Data about app and page elements
--------------------

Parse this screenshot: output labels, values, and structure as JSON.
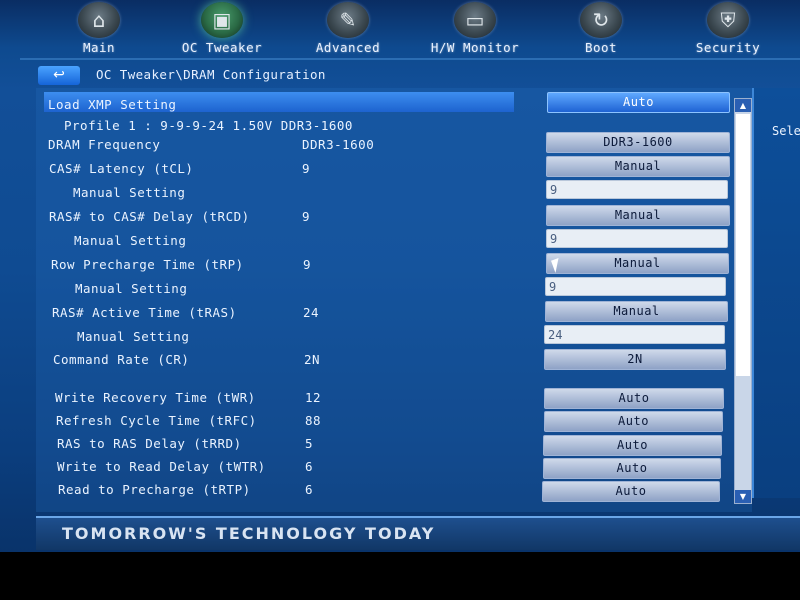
{
  "nav": [
    {
      "label": "Main",
      "icon": "home-icon",
      "glyph": "⌂"
    },
    {
      "label": "OC Tweaker",
      "icon": "cpu-icon",
      "glyph": "▣"
    },
    {
      "label": "Advanced",
      "icon": "wrench-icon",
      "glyph": "✎"
    },
    {
      "label": "H/W Monitor",
      "icon": "monitor-icon",
      "glyph": "▭"
    },
    {
      "label": "Boot",
      "icon": "refresh-icon",
      "glyph": "↻"
    },
    {
      "label": "Security",
      "icon": "shield-icon",
      "glyph": "⛨"
    }
  ],
  "breadcrumb": "OC Tweaker\\DRAM Configuration",
  "back_icon": "↩",
  "rows": [
    {
      "label": "Load XMP Setting",
      "value": "",
      "control": "Auto",
      "type": "button",
      "selected": true
    },
    {
      "label": "Profile 1 : 9-9-9-24 1.50V DDR3-1600",
      "value": "",
      "control": "",
      "type": "none"
    },
    {
      "label": "DRAM Frequency",
      "value": "DDR3-1600",
      "control": "DDR3-1600",
      "type": "button"
    },
    {
      "label": "CAS# Latency (tCL)",
      "value": "9",
      "control": "Manual",
      "type": "button"
    },
    {
      "label": "Manual Setting",
      "value": "",
      "control": "9",
      "type": "input"
    },
    {
      "label": "RAS# to CAS# Delay (tRCD)",
      "value": "9",
      "control": "Manual",
      "type": "button"
    },
    {
      "label": "Manual Setting",
      "value": "",
      "control": "9",
      "type": "input"
    },
    {
      "label": "Row Precharge Time (tRP)",
      "value": "9",
      "control": "Manual",
      "type": "button"
    },
    {
      "label": "Manual Setting",
      "value": "",
      "control": "9",
      "type": "input"
    },
    {
      "label": "RAS# Active Time (tRAS)",
      "value": "24",
      "control": "Manual",
      "type": "button"
    },
    {
      "label": "Manual Setting",
      "value": "",
      "control": "24",
      "type": "input"
    },
    {
      "label": "Command Rate (CR)",
      "value": "2N",
      "control": "2N",
      "type": "button"
    },
    {
      "label": "Write Recovery Time (tWR)",
      "value": "12",
      "control": "Auto",
      "type": "button"
    },
    {
      "label": "Refresh Cycle Time (tRFC)",
      "value": "88",
      "control": "Auto",
      "type": "button"
    },
    {
      "label": "RAS to RAS Delay (tRRD)",
      "value": "5",
      "control": "Auto",
      "type": "button"
    },
    {
      "label": "Write to Read Delay (tWTR)",
      "value": "6",
      "control": "Auto",
      "type": "button"
    },
    {
      "label": "Read to Precharge (tRTP)",
      "value": "6",
      "control": "Auto",
      "type": "button"
    }
  ],
  "help_text": "Sele",
  "footer": "TOMORROW'S TECHNOLOGY TODAY",
  "scroll_up": "▲",
  "scroll_down": "▼"
}
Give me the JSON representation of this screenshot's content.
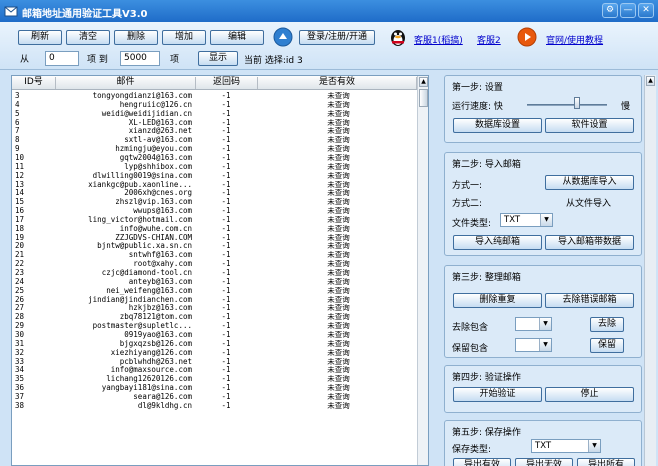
{
  "window": {
    "title": "邮箱地址通用验证工具V3.0",
    "minimize": "—",
    "close": "✕"
  },
  "toolbar": {
    "refresh": "刷新",
    "clear": "清空",
    "delete": "删除",
    "add": "增加",
    "edit": "编辑",
    "from_label": "从",
    "from_value": "0",
    "to_label": "项 到",
    "to_value": "5000",
    "item_label": "项",
    "show": "显示",
    "current": "当前 选择:id 3",
    "login": "登录/注册/开通",
    "support1": "客服1(稻搞)",
    "support2": "客服2",
    "website": "官网/使用教程"
  },
  "list": {
    "headers": [
      "ID号",
      "邮件",
      "返回码",
      "是否有效"
    ],
    "rows": [
      [
        "3",
        "tongyongdianzi@163.com",
        "-1",
        "未查询"
      ],
      [
        "4",
        "hengruiic@126.cn",
        "-1",
        "未查询"
      ],
      [
        "5",
        "weidi@weidijidian.cn",
        "-1",
        "未查询"
      ],
      [
        "6",
        "XL-LED@163.com",
        "-1",
        "未查询"
      ],
      [
        "7",
        "xianzd@263.net",
        "-1",
        "未查询"
      ],
      [
        "8",
        "sxtl-av@163.com",
        "-1",
        "未查询"
      ],
      [
        "9",
        "hzmingju@eyou.com",
        "-1",
        "未查询"
      ],
      [
        "10",
        "gqtw2004@163.com",
        "-1",
        "未查询"
      ],
      [
        "11",
        "lyp@shhibox.com",
        "-1",
        "未查询"
      ],
      [
        "12",
        "dlwilling0019@sina.com",
        "-1",
        "未查询"
      ],
      [
        "13",
        "xiankgc@pub.xaonline...",
        "-1",
        "未查询"
      ],
      [
        "14",
        "2006xh@cnes.org",
        "-1",
        "未查询"
      ],
      [
        "15",
        "zhszl@vip.163.com",
        "-1",
        "未查询"
      ],
      [
        "16",
        "wwups@163.com",
        "-1",
        "未查询"
      ],
      [
        "17",
        "ling_victor@hotmail.com",
        "-1",
        "未查询"
      ],
      [
        "18",
        "info@wuhe.com.cn",
        "-1",
        "未查询"
      ],
      [
        "19",
        "ZZJGDVS-CHIAN.COM",
        "-1",
        "未查询"
      ],
      [
        "20",
        "bjntw@public.xa.sn.cn",
        "-1",
        "未查询"
      ],
      [
        "21",
        "sntwhf@163.com",
        "-1",
        "未查询"
      ],
      [
        "22",
        "root@xahy.com",
        "-1",
        "未查询"
      ],
      [
        "23",
        "czjc@diamond-tool.cn",
        "-1",
        "未查询"
      ],
      [
        "24",
        "anteyb@163.com",
        "-1",
        "未查询"
      ],
      [
        "25",
        "nei_weifeng@163.com",
        "-1",
        "未查询"
      ],
      [
        "26",
        "jindian@jindianchen.com",
        "-1",
        "未查询"
      ],
      [
        "27",
        "hzkjbz@163.com",
        "-1",
        "未查询"
      ],
      [
        "28",
        "zbq78121@tom.com",
        "-1",
        "未查询"
      ],
      [
        "29",
        "postmaster@supletlc...",
        "-1",
        "未查询"
      ],
      [
        "30",
        "0919yao@163.com",
        "-1",
        "未查询"
      ],
      [
        "31",
        "bjgxqzsb@126.com",
        "-1",
        "未查询"
      ],
      [
        "32",
        "xiezhiyang@126.com",
        "-1",
        "未查询"
      ],
      [
        "33",
        "pcblwhdh@263.net",
        "-1",
        "未查询"
      ],
      [
        "34",
        "info@maxsource.com",
        "-1",
        "未查询"
      ],
      [
        "35",
        "lichang12620126.com",
        "-1",
        "未查询"
      ],
      [
        "36",
        "yangbayi181@sina.com",
        "-1",
        "未查询"
      ],
      [
        "37",
        "seara@126.com",
        "-1",
        "未查询"
      ],
      [
        "38",
        "dl@9kldhg.cn",
        "-1",
        "未查询"
      ]
    ]
  },
  "step1": {
    "title": "第一步: 设置",
    "speed_label": "运行速度: 快",
    "speed_slow": "慢",
    "speed_level": 0.62,
    "db_settings": "数据库设置",
    "software_settings": "软件设置"
  },
  "step2": {
    "title": "第二步: 导入邮箱",
    "method1": "方式一:",
    "from_db": "从数据库导入",
    "method2": "方式二:",
    "from_file": "从文件导入",
    "file_type_label": "文件类型:",
    "file_type": "TXT",
    "import_plain": "导入纯邮箱",
    "import_with_data": "导入邮箱带数据"
  },
  "step3": {
    "title": "第三步: 整理邮箱",
    "dedupe": "删除重复",
    "remove_invalid": "去除错误邮箱",
    "remove_contains": "去除包含",
    "remove_btn": "去除",
    "keep_contains": "保留包含",
    "keep_btn": "保留"
  },
  "step4": {
    "title": "第四步: 验证操作",
    "start": "开始验证",
    "stop": "停止"
  },
  "step5": {
    "title": "第五步: 保存操作",
    "save_type_label": "保存类型:",
    "save_type": "TXT",
    "btn1": "导出有效",
    "btn2": "导出无效",
    "btn3": "导出所有"
  }
}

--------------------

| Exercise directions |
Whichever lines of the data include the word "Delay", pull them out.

| Answer area |
      "label": "RAS# to CAS# Delay (tRCD)",
      "label": "RAS to RAS Delay (tRRD)",
      "label": "Write to Read Delay (tWTR)",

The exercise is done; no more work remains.